Predictably if disappointedly, Wright extracts (almost) every ounce of cheap thrills from the film’s lurid premise. Making an archly, would be Kubrickian abstract thriller, that is rarely unselfconscious enough to have any damn fun. Nor does it ever really achieve the gravitas it strives for. Stuck instead in a kind of limbo. Wright strikes on a fairy tale motif for the film (in one of its best touches Blanchett is always introduced teeth first as in “My what big ___ you have") which is fine, but never really resolves itself into anything more then a strange stylistic tic. The makings are here for something great, but they never come together.
Which doesn’t mean we should turn up our noses at those makings. The movie is worthwhile if only for the strength of its three principles. In a world of homogenized stock types, Hanna, her father and the woman who hunts them both are three individuals whose collision makes for good watching despite itself.
This as mentioned is mostly due to Saoirise Ronan, Eric Bana and Cate Blanchett. The waif like Ronan both genuinely alien and convincingly lethal, Eric Bana being all Eric Banaey, and Blanchett who alone seems to understand the Grimm tone the movie is going for. Perhaps more so than Wright himself.

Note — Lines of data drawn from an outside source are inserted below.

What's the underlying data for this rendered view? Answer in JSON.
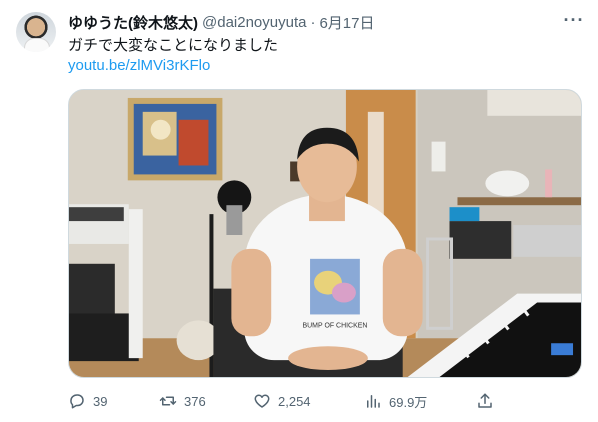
{
  "tweet": {
    "display_name": "ゆゆうた(鈴木悠太)",
    "handle": "@dai2noyuyuta",
    "separator": "·",
    "date": "6月17日",
    "text": "ガチで大変なことになりました",
    "link": "youtu.be/zlMVi3rKFlo",
    "more_icon": "more-horizontal-icon"
  },
  "media": {
    "shirt_print": "BUMP OF CHICKEN"
  },
  "actions": {
    "replies": "39",
    "retweets": "376",
    "likes": "2,254",
    "views": "69.9万"
  },
  "icons": {
    "reply": "reply-icon",
    "retweet": "retweet-icon",
    "like": "heart-icon",
    "views": "views-icon",
    "share": "share-icon"
  },
  "colors": {
    "link": "#1d9bf0",
    "secondary_text": "#536471",
    "primary_text": "#0f1419"
  }
}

Wright himself has a surprisingly graceful eye for action, as well as mood. The few times that Hanna truly shed’s its confused nature and really gets us inside her head, such as a sequence showing how much over stimulation a simple room offers her, Hanna reveals the better movie it could have been. Unfortunately this kind of confidence is the exception not the rule from Wright, who fills the film with edgy montages, an ill advised detour into spy-fi and other elements that weigh the film down. More than anything the narrative is hampered by a lack of effective villains (Blanchett notwithstanding). Wright does such a good job convincing us that his protagonist are ruthlessly efficient killing machines that the posse of stock Eurosleaze that she puts on their trail never anything remotely like a legitimate threat.
Ultimately I spent more time in Hanna thinking that I should be entertained, than I did actually feeling entertained. Hanna sadly ends up being considerably less than the sum of its parts.
Posted by Bryce Wilson at 11:29 AM